Your task is to repeat the entries exactly. Leave the pictures out.

"""

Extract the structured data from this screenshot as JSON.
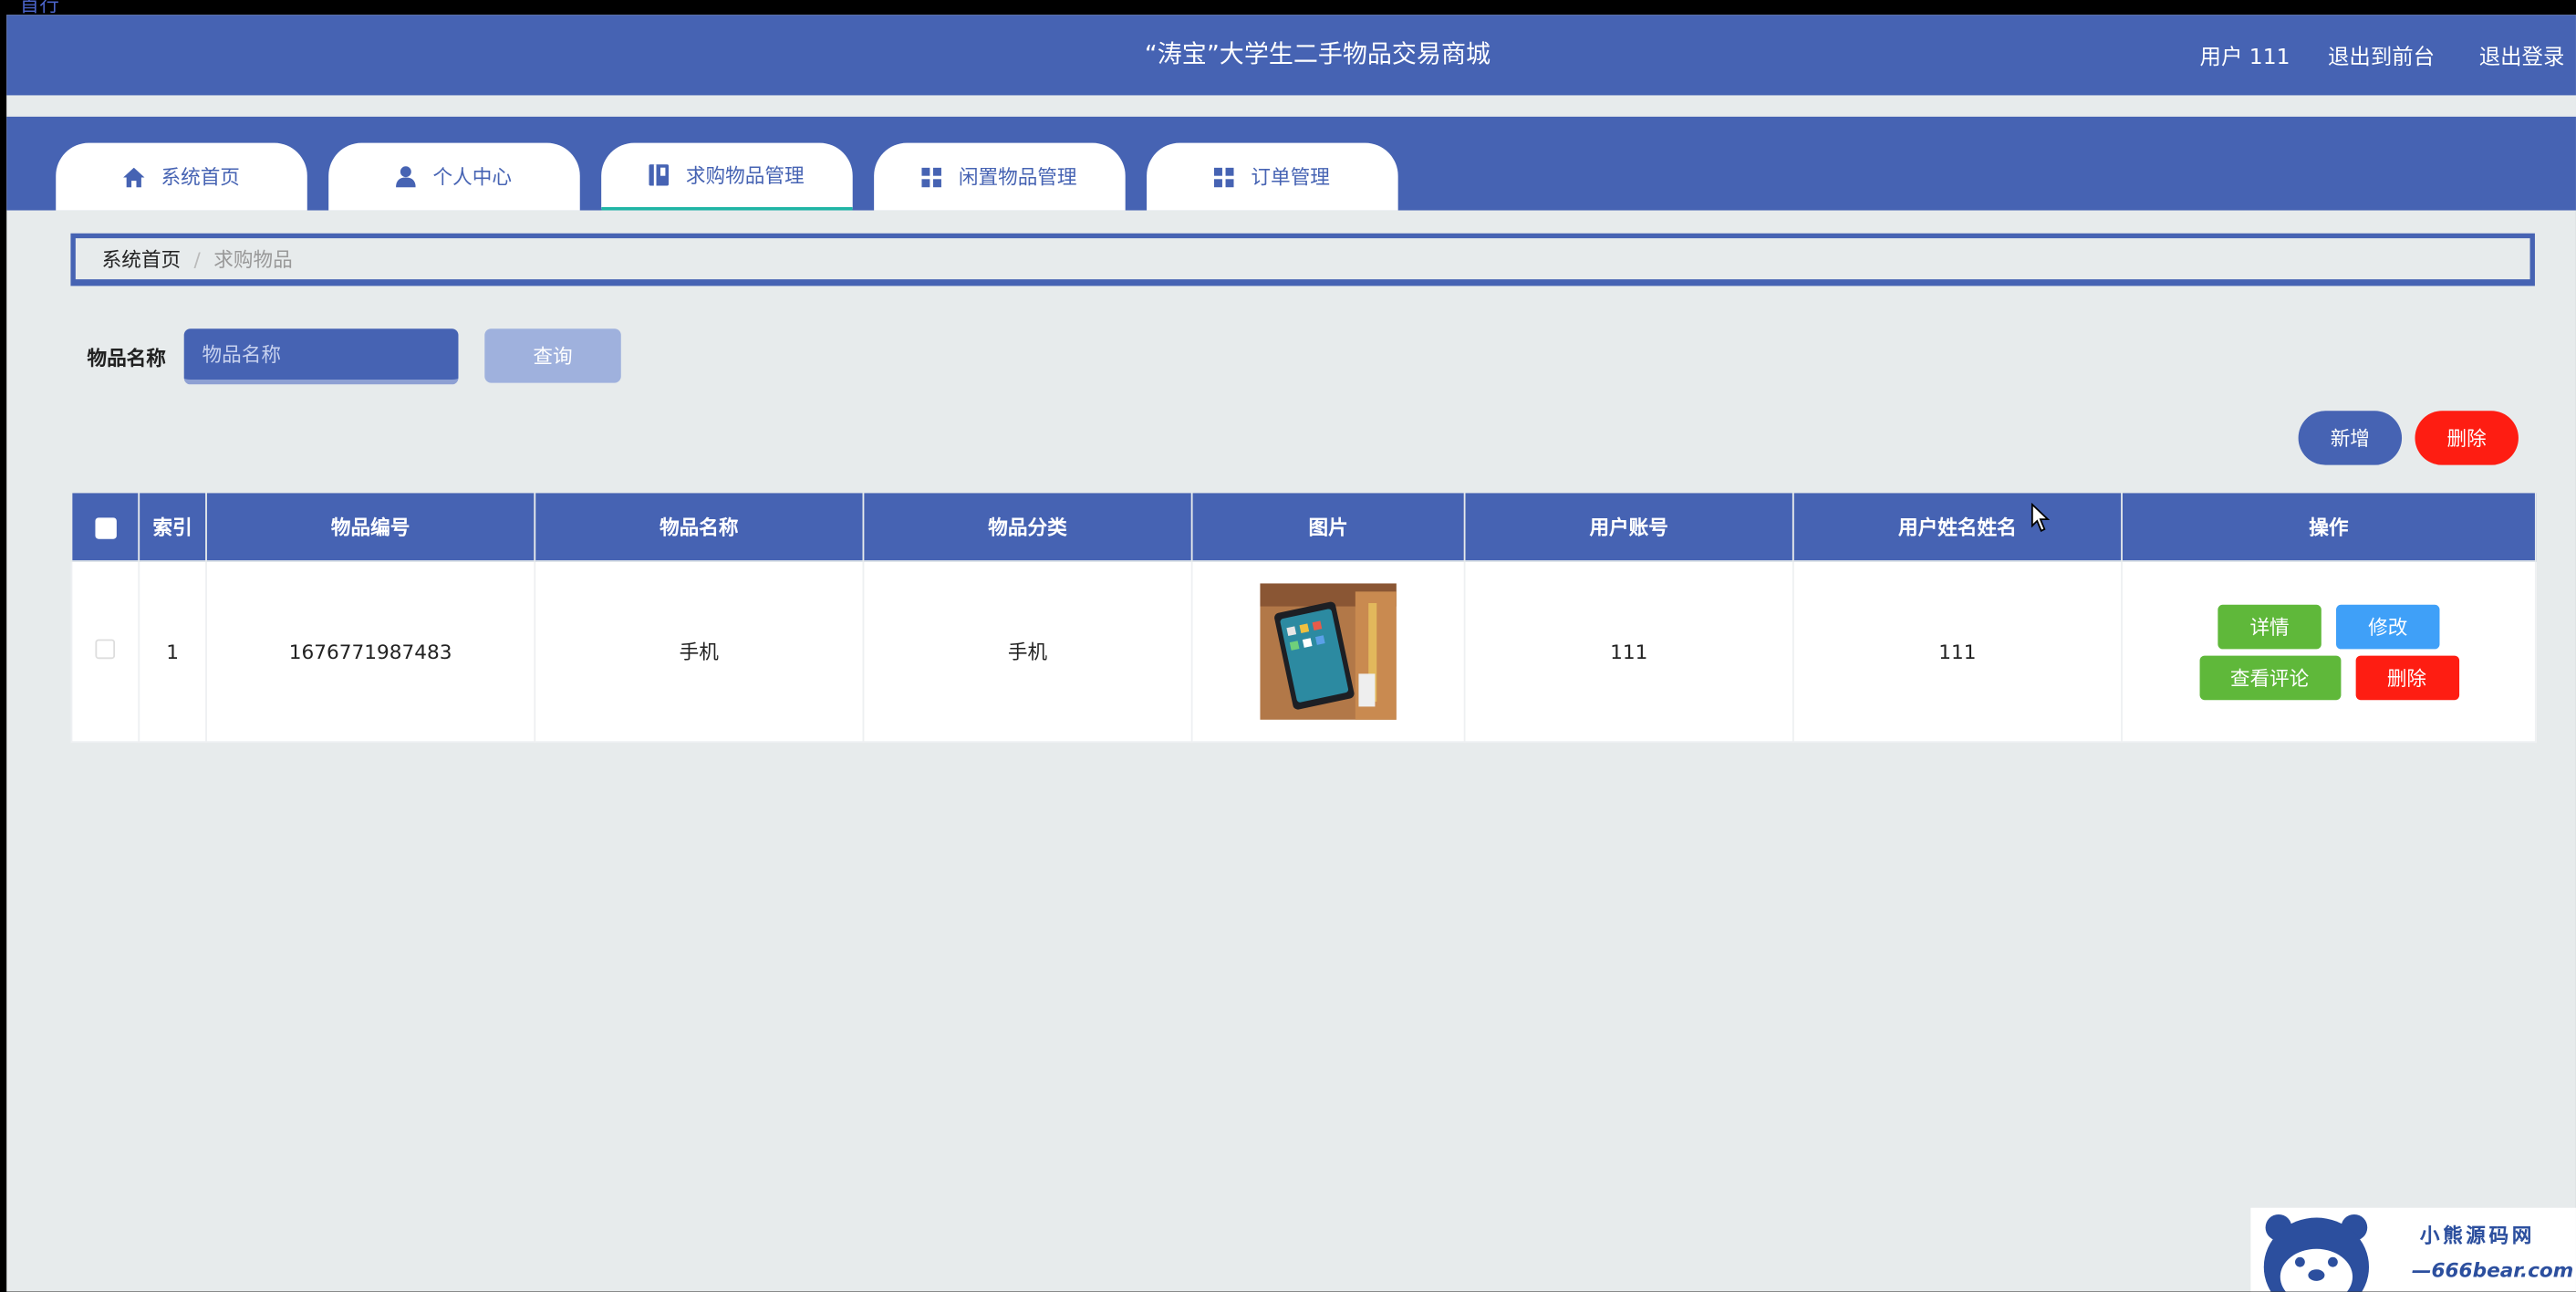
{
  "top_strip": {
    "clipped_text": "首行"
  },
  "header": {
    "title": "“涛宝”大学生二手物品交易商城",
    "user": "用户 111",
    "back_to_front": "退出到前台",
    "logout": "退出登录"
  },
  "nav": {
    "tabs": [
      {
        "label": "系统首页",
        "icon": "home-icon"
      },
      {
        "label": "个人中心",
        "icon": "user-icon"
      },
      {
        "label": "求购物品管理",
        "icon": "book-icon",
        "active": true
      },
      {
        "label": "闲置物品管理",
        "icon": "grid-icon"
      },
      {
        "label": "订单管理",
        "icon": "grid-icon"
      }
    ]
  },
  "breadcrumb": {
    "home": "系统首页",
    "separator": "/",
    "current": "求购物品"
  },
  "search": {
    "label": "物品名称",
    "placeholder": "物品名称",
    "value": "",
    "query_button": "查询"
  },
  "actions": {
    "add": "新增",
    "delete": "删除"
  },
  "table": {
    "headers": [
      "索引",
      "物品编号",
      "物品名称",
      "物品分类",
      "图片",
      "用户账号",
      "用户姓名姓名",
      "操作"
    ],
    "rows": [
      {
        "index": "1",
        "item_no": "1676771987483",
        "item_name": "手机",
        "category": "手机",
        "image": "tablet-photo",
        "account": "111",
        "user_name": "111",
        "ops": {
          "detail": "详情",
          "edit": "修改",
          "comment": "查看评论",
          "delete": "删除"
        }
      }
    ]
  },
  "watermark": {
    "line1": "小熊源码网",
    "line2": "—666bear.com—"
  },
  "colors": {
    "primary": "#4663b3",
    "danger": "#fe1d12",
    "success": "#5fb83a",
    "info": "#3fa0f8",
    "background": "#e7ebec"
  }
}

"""

- Response box -
Extract the structured data from this screenshot as JSON.
{
  "top_strip": {
    "clipped_text": "首行"
  },
  "header": {
    "title": "“涛宝”大学生二手物品交易商城",
    "user": "用户 111",
    "back_to_front": "退出到前台",
    "logout": "退出登录"
  },
  "nav": {
    "tabs": [
      {
        "label": "系统首页",
        "icon": "home-icon"
      },
      {
        "label": "个人中心",
        "icon": "user-icon"
      },
      {
        "label": "求购物品管理",
        "icon": "book-icon",
        "active": true
      },
      {
        "label": "闲置物品管理",
        "icon": "grid-icon"
      },
      {
        "label": "订单管理",
        "icon": "grid-icon"
      }
    ]
  },
  "breadcrumb": {
    "home": "系统首页",
    "separator": "/",
    "current": "求购物品"
  },
  "search": {
    "label": "物品名称",
    "placeholder": "物品名称",
    "value": "",
    "query_button": "查询"
  },
  "actions": {
    "add": "新增",
    "delete": "删除"
  },
  "table": {
    "headers": [
      "索引",
      "物品编号",
      "物品名称",
      "物品分类",
      "图片",
      "用户账号",
      "用户姓名姓名",
      "操作"
    ],
    "rows": [
      {
        "index": "1",
        "item_no": "1676771987483",
        "item_name": "手机",
        "category": "手机",
        "image": "tablet-photo",
        "account": "111",
        "user_name": "111",
        "ops": {
          "detail": "详情",
          "edit": "修改",
          "comment": "查看评论",
          "delete": "删除"
        }
      }
    ]
  },
  "watermark": {
    "line1": "小熊源码网",
    "line2": "—666bear.com—"
  },
  "colors": {
    "primary": "#4663b3",
    "danger": "#fe1d12",
    "success": "#5fb83a",
    "info": "#3fa0f8",
    "background": "#e7ebec"
  }
}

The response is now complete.